So I was checking out of the grocery store today and thinking what a pleasant experience it was to shop there.
Looked up at the community bulletin board on the way out and there it was:
"Mystery Shop Report"
...posted for all the world to see.
The one-page report ranked the store's performance on 5-10 factors and gave it an overall grade of about 80 percent.
It also showed that mystery shopping checks had been done at intervals throughout the year, so this was a year-to-date score.
What a quick, simple, no-cost and highly effective management tool!
If you knew that at any time you might be interacting with a mystery shopper, how would you behave?
How would your boss?
How would your weekly meetings run?
And how would your group act differently knowing that team scores would be posted on the wall -- for visitors!
Mystery shopping - a simple concept with a wide range of applicability. 

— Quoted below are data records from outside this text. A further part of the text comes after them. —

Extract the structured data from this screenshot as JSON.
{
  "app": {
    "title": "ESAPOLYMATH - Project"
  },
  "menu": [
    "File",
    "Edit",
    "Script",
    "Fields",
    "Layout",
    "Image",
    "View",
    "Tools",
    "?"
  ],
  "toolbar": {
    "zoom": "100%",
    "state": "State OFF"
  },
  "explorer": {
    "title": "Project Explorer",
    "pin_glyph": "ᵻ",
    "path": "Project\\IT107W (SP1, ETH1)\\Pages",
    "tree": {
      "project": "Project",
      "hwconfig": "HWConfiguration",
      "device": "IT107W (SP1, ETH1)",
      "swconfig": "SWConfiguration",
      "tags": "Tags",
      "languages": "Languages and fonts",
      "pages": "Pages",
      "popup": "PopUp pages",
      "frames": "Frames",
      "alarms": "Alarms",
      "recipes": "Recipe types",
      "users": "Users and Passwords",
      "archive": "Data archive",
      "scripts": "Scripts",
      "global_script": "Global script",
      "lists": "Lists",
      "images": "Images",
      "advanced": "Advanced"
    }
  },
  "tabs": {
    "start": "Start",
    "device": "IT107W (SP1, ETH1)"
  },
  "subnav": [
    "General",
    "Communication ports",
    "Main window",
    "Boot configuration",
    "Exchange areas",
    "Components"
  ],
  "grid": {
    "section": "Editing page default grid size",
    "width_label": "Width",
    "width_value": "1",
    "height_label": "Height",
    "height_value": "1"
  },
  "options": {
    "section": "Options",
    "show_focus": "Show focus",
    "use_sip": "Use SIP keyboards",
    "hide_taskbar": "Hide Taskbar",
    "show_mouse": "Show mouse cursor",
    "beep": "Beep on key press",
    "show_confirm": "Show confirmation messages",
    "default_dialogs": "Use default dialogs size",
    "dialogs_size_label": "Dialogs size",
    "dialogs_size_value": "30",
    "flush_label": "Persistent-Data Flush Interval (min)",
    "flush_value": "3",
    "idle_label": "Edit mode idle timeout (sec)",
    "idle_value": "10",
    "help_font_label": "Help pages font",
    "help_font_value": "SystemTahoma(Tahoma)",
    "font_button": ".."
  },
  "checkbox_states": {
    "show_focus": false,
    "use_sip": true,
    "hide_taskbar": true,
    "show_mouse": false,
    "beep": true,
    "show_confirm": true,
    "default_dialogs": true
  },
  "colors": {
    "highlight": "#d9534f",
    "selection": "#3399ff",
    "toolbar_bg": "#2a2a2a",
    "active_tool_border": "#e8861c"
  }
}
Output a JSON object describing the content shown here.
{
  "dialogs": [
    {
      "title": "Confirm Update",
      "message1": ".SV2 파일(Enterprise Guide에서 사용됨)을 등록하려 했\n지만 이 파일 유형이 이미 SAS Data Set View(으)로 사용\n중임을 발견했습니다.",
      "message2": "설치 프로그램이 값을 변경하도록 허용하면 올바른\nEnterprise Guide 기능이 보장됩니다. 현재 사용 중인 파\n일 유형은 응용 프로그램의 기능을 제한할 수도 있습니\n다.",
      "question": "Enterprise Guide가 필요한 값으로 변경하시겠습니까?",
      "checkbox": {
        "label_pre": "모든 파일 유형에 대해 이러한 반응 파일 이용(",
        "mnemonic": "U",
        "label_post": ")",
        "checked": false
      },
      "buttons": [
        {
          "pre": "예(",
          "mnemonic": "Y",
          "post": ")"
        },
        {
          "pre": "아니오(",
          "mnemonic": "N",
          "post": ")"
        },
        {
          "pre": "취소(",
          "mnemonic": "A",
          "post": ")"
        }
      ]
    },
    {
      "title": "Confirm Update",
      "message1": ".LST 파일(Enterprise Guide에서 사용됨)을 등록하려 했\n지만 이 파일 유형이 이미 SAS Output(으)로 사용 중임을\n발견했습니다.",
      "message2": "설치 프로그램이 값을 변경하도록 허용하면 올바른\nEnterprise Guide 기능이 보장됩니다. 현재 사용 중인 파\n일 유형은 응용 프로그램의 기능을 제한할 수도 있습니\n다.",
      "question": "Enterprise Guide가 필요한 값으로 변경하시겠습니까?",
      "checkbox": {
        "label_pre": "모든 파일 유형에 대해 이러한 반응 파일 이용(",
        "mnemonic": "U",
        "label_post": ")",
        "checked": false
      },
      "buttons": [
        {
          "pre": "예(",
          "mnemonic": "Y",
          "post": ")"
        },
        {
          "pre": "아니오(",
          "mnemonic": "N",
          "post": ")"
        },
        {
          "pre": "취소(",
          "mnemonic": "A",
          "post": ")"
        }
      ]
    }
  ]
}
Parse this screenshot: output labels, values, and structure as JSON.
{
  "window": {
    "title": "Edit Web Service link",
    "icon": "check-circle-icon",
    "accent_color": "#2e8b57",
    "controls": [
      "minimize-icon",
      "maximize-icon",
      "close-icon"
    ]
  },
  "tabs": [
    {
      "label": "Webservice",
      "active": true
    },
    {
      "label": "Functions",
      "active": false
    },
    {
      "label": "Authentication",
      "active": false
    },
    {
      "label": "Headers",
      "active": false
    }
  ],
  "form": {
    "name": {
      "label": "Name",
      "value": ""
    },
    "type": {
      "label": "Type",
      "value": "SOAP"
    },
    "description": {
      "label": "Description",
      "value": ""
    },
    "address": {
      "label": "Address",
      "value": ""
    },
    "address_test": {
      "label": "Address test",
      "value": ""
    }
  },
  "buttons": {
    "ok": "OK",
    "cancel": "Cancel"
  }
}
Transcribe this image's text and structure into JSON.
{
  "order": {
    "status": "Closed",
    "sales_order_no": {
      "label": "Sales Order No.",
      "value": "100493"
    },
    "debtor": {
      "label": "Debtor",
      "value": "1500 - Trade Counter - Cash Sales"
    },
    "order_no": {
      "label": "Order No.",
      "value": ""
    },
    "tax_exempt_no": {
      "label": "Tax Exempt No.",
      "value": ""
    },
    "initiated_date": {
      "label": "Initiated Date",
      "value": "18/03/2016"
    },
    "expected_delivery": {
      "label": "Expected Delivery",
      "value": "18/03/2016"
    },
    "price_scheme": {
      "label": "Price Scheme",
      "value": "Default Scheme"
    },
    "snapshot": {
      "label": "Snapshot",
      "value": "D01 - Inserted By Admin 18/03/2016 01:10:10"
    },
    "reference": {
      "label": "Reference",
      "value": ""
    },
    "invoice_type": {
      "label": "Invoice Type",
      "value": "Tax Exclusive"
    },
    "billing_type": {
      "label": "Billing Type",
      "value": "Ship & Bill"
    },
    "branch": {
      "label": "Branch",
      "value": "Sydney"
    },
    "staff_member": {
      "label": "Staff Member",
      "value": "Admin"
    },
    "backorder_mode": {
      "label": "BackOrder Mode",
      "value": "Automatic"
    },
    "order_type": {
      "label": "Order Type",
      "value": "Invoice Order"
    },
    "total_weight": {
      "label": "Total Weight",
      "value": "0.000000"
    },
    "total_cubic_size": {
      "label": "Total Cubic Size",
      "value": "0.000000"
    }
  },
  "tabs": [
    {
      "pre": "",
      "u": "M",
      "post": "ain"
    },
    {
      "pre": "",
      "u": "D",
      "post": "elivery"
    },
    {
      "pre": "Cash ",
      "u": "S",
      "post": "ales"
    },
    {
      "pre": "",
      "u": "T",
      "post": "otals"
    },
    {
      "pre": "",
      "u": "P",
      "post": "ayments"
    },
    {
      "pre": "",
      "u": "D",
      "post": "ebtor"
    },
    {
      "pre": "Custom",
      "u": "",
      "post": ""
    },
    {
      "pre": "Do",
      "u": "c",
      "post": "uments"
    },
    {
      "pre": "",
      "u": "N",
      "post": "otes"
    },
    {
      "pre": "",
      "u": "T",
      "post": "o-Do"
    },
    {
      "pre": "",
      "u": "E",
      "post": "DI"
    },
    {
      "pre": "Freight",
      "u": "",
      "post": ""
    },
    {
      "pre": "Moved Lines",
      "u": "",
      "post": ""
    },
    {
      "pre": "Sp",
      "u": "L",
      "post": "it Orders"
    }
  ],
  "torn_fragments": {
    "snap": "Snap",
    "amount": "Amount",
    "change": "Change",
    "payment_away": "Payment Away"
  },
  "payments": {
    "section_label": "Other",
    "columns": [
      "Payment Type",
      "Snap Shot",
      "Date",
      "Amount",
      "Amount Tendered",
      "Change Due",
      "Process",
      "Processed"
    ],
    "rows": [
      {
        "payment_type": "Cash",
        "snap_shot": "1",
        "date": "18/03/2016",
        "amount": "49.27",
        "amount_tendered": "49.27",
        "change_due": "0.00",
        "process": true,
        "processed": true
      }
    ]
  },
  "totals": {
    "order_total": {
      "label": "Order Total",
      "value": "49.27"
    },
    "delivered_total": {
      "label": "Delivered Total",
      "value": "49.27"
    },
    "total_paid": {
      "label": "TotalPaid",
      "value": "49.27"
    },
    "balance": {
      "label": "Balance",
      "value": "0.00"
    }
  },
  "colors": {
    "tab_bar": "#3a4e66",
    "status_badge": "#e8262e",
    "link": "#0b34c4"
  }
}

"Brand Is More Than Logo" - Convincing The Client

In the realm of brand, to get beyond logo, your goal is to show very tangibly that:
*  The "real" brand has to do with delivery not just image.
* Delivery occurs through employees.
* Employees therefore drive brand value.
The problem is that people convince themselves - rarely are we convinced by others. Pure "facts" and "feelings" are not enough.
Your job as the consultant is therefore to facilitate the process of self-convincing.
Generally there are 5 factors leading a person or group to shift their point of view or belief system. All go back to "WIIFM" ("What's in it for me?")
1) Biological incentive - The new belief system energizes me, makes me feel good
2) Financial incentive - I will make more money 
3) Psychological incentive - I will experience positive emotions or negative ones will be alleviated 
4) Social incentive - I want to be respected by my peers, I want to be "in the know"
5) Spiritual incentive - I want my life to…

Don't Let Your Brand Become A Free-For-All

Free-for-all brands quickly become garbage dumps. Photo by McKay Savage via Flickr.
I used to support a Brand Enforcement Unit, client-side.

People tried to sneak stuff past us all the time, and sometimes they succeeded. We enforced external.
At every layer of the organization it happened. A pitched battle for independent symbolic expressions of brand.
Posters, brochures, websites external and internal, names and acronyms, even comic books and frisbees.
Watching how the battles went down you would think they were fighting for real estate.
Actually - yes they were. And often they got away with it due to lack of unified and enforced brand standards.
People understand that your name and the way that name is portrayed means everything. It is the beginning of organizational reality.
So even if something is "wrong" at the start, with enough repetition it becomes "right."
That is why there can be no exceptions when it comes to brand enforcement. 
The minute you open that door, armi…